DATA SECTION
»»

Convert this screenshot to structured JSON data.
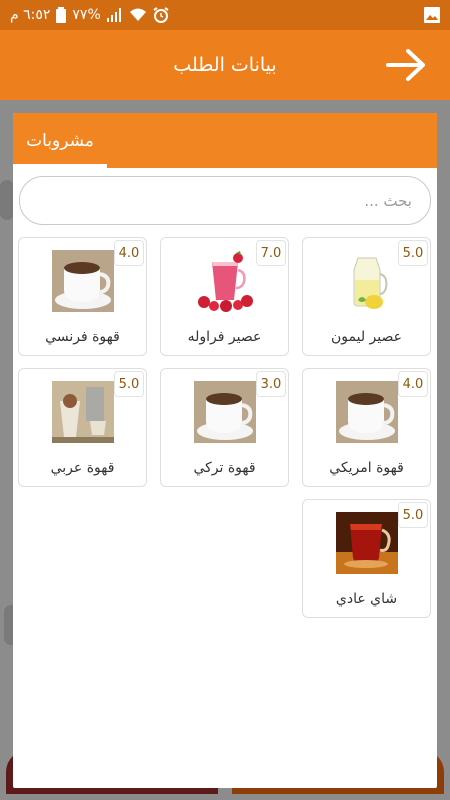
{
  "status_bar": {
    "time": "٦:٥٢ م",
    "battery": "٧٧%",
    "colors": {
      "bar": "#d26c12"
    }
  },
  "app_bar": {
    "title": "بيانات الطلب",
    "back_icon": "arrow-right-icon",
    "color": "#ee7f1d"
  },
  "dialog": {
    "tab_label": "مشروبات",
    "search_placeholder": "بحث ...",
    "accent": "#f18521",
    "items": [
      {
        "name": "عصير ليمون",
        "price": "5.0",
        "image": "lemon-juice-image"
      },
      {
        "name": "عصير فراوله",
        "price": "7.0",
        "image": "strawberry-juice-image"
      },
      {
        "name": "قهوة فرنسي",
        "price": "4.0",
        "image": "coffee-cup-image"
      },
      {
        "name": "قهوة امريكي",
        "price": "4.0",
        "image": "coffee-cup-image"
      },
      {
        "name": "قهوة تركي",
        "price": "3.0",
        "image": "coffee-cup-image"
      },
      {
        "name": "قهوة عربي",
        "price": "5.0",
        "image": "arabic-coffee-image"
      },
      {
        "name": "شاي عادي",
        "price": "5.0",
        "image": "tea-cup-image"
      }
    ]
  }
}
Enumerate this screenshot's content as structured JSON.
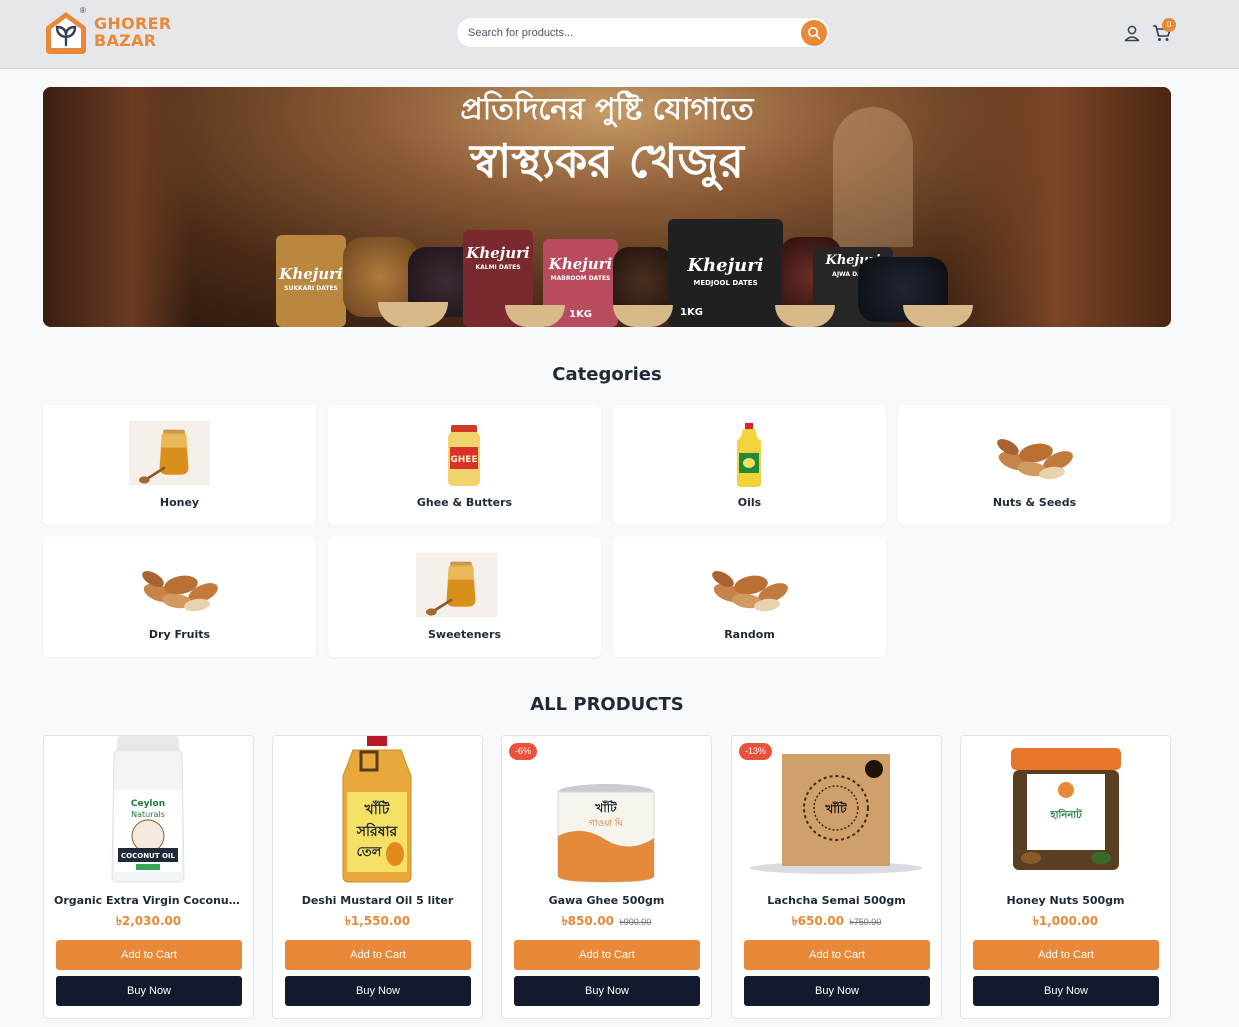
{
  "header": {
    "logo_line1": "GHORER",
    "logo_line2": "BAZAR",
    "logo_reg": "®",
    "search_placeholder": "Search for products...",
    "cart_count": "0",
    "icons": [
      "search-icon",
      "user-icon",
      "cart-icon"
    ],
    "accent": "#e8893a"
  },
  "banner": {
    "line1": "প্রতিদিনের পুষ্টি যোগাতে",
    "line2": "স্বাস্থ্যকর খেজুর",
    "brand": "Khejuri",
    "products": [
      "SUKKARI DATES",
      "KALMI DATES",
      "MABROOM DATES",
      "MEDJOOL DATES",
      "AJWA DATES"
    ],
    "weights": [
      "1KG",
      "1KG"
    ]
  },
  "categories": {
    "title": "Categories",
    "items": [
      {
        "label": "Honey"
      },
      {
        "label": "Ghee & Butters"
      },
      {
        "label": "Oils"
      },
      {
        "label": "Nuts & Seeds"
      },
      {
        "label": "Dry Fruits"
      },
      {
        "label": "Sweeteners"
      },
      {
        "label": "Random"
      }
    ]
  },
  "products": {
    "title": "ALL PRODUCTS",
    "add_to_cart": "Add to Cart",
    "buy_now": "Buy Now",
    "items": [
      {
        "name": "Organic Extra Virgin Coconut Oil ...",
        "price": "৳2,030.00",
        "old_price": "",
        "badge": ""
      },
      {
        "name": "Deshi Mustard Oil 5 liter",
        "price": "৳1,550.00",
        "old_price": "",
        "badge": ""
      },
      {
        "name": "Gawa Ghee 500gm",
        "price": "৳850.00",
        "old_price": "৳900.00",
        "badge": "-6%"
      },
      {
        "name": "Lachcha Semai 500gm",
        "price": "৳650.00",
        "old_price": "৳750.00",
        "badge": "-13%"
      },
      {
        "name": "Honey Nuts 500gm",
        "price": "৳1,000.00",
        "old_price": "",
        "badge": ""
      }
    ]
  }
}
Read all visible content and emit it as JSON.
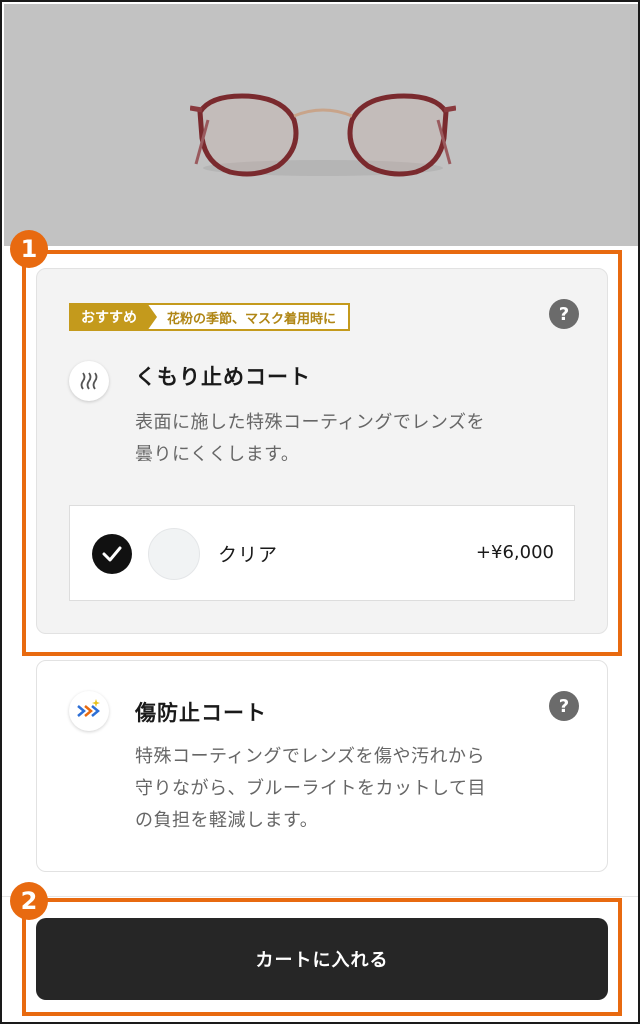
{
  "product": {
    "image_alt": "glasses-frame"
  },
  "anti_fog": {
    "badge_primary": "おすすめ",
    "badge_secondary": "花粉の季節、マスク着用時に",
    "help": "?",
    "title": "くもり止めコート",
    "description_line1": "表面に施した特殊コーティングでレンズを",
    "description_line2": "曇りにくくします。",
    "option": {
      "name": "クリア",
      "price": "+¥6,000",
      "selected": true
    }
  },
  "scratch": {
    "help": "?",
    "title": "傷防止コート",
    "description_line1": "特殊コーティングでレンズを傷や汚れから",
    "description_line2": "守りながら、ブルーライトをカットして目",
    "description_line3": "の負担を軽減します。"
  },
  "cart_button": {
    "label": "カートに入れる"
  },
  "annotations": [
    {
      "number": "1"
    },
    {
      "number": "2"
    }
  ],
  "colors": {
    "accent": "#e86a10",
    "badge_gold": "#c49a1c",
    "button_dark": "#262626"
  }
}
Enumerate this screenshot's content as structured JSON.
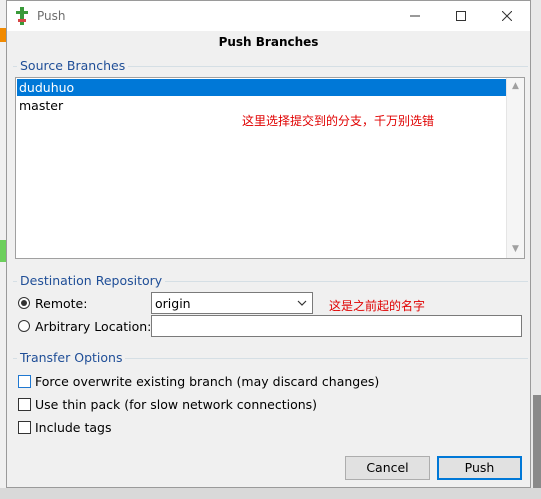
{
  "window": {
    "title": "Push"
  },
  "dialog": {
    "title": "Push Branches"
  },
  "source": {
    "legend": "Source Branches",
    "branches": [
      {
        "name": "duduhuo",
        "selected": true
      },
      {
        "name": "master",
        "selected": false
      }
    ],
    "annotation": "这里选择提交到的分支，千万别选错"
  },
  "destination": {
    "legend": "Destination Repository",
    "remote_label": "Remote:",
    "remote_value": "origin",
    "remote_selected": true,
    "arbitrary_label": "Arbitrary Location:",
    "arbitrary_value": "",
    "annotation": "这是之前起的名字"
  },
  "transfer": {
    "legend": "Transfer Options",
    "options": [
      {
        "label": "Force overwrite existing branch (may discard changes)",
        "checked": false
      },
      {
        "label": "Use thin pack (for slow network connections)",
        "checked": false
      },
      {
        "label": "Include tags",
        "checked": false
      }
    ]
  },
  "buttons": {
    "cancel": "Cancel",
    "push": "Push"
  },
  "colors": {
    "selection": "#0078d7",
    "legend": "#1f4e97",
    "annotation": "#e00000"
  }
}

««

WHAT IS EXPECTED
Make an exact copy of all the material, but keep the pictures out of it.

ANSWER TO THE EXERCISE
Convert this screenshot to structured JSON data.
{
  "status_bar": {
    "time": "٦:٥٢ م",
    "battery": "٧٧%",
    "colors": {
      "bar": "#d26c12"
    }
  },
  "app_bar": {
    "title": "بيانات الطلب",
    "back_icon": "arrow-right-icon",
    "color": "#ee7f1d"
  },
  "dialog": {
    "tab_label": "مشروبات",
    "search_placeholder": "بحث ...",
    "accent": "#f18521",
    "items": [
      {
        "name": "عصير ليمون",
        "price": "5.0",
        "image": "lemon-juice-image"
      },
      {
        "name": "عصير فراوله",
        "price": "7.0",
        "image": "strawberry-juice-image"
      },
      {
        "name": "قهوة فرنسي",
        "price": "4.0",
        "image": "coffee-cup-image"
      },
      {
        "name": "قهوة امريكي",
        "price": "4.0",
        "image": "coffee-cup-image"
      },
      {
        "name": "قهوة تركي",
        "price": "3.0",
        "image": "coffee-cup-image"
      },
      {
        "name": "قهوة عربي",
        "price": "5.0",
        "image": "arabic-coffee-image"
      },
      {
        "name": "شاي عادي",
        "price": "5.0",
        "image": "tea-cup-image"
      }
    ]
  }
}
Enumerate this screenshot's content as structured JSON.
{
  "header": {
    "logo_line1": "GHORER",
    "logo_line2": "BAZAR",
    "logo_reg": "®",
    "search_placeholder": "Search for products...",
    "cart_count": "0",
    "icons": [
      "search-icon",
      "user-icon",
      "cart-icon"
    ],
    "accent": "#e8893a"
  },
  "banner": {
    "line1": "প্রতিদিনের পুষ্টি যোগাতে",
    "line2": "স্বাস্থ্যকর খেজুর",
    "brand": "Khejuri",
    "products": [
      "SUKKARI DATES",
      "KALMI DATES",
      "MABROOM DATES",
      "MEDJOOL DATES",
      "AJWA DATES"
    ],
    "weights": [
      "1KG",
      "1KG"
    ]
  },
  "categories": {
    "title": "Categories",
    "items": [
      {
        "label": "Honey"
      },
      {
        "label": "Ghee & Butters"
      },
      {
        "label": "Oils"
      },
      {
        "label": "Nuts & Seeds"
      },
      {
        "label": "Dry Fruits"
      },
      {
        "label": "Sweeteners"
      },
      {
        "label": "Random"
      }
    ]
  },
  "products": {
    "title": "ALL PRODUCTS",
    "add_to_cart": "Add to Cart",
    "buy_now": "Buy Now",
    "items": [
      {
        "name": "Organic Extra Virgin Coconut Oil ...",
        "price": "৳2,030.00",
        "old_price": "",
        "badge": ""
      },
      {
        "name": "Deshi Mustard Oil 5 liter",
        "price": "৳1,550.00",
        "old_price": "",
        "badge": ""
      },
      {
        "name": "Gawa Ghee 500gm",
        "price": "৳850.00",
        "old_price": "৳900.00",
        "badge": "-6%"
      },
      {
        "name": "Lachcha Semai 500gm",
        "price": "৳650.00",
        "old_price": "৳750.00",
        "badge": "-13%"
      },
      {
        "name": "Honey Nuts 500gm",
        "price": "৳1,000.00",
        "old_price": "",
        "badge": ""
      }
    ]
  }
}
Read all visible content and emit it as JSON.
{
  "product": {
    "image_alt": "glasses-frame"
  },
  "anti_fog": {
    "badge_primary": "おすすめ",
    "badge_secondary": "花粉の季節、マスク着用時に",
    "help": "?",
    "title": "くもり止めコート",
    "description_line1": "表面に施した特殊コーティングでレンズを",
    "description_line2": "曇りにくくします。",
    "option": {
      "name": "クリア",
      "price": "+¥6,000",
      "selected": true
    }
  },
  "scratch": {
    "help": "?",
    "title": "傷防止コート",
    "description_line1": "特殊コーティングでレンズを傷や汚れから",
    "description_line2": "守りながら、ブルーライトをカットして目",
    "description_line3": "の負担を軽減します。"
  },
  "cart_button": {
    "label": "カートに入れる"
  },
  "annotations": [
    {
      "number": "1"
    },
    {
      "number": "2"
    }
  ],
  "colors": {
    "accent": "#e86a10",
    "badge_gold": "#c49a1c",
    "button_dark": "#262626"
  }
}
Enumerate this screenshot's content as structured JSON.
{
  "window": {
    "title": "Push"
  },
  "dialog": {
    "title": "Push Branches"
  },
  "source": {
    "legend": "Source Branches",
    "branches": [
      {
        "name": "duduhuo",
        "selected": true
      },
      {
        "name": "master",
        "selected": false
      }
    ],
    "annotation": "这里选择提交到的分支，千万别选错"
  },
  "destination": {
    "legend": "Destination Repository",
    "remote_label": "Remote:",
    "remote_value": "origin",
    "remote_selected": true,
    "arbitrary_label": "Arbitrary Location:",
    "arbitrary_value": "",
    "annotation": "这是之前起的名字"
  },
  "transfer": {
    "legend": "Transfer Options",
    "options": [
      {
        "label": "Force overwrite existing branch (may discard changes)",
        "checked": false
      },
      {
        "label": "Use thin pack (for slow network connections)",
        "checked": false
      },
      {
        "label": "Include tags",
        "checked": false
      }
    ]
  },
  "buttons": {
    "cancel": "Cancel",
    "push": "Push"
  },
  "colors": {
    "selection": "#0078d7",
    "legend": "#1f4e97",
    "annotation": "#e00000"
  }
}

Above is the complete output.